Each line of the listing below that includes "data" must be copied.
--- Records shown Enclosed Below ---
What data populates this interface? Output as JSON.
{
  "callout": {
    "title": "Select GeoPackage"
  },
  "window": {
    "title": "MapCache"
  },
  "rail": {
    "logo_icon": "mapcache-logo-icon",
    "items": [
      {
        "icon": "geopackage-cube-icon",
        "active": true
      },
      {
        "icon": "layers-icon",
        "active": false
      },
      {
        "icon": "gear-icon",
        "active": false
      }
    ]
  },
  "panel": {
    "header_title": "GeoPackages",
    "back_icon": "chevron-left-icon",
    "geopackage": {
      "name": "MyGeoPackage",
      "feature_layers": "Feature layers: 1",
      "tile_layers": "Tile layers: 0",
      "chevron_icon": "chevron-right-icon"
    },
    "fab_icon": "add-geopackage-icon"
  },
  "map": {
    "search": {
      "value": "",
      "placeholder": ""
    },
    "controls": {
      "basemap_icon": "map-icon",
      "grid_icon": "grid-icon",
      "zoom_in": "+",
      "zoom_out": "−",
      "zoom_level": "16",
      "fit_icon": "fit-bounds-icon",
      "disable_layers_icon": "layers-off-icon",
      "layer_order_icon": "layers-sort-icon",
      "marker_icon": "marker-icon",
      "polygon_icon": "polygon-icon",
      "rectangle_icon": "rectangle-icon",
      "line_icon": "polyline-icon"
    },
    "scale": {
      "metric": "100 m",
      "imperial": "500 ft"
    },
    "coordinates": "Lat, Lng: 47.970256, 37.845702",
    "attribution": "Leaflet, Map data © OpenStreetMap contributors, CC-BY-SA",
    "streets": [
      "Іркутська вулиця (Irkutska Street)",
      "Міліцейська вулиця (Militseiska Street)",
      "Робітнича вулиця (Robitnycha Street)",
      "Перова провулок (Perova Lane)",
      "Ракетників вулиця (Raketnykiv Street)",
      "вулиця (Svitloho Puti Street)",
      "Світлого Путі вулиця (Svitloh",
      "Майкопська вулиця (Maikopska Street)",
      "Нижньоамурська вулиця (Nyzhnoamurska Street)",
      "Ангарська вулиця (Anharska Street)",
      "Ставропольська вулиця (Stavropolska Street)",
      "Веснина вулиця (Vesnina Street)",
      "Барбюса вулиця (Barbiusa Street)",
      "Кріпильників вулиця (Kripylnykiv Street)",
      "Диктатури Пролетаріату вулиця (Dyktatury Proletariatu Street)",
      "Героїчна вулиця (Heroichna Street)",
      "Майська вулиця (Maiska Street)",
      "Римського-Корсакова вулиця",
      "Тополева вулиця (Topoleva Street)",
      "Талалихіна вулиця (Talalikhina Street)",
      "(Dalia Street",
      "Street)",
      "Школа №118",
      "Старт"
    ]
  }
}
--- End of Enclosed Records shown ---
Answer below:
What data populates this interface? Output as JSON.
    "attribution": "Leaflet, Map data © OpenStreetMap contributors, CC-BY-SA",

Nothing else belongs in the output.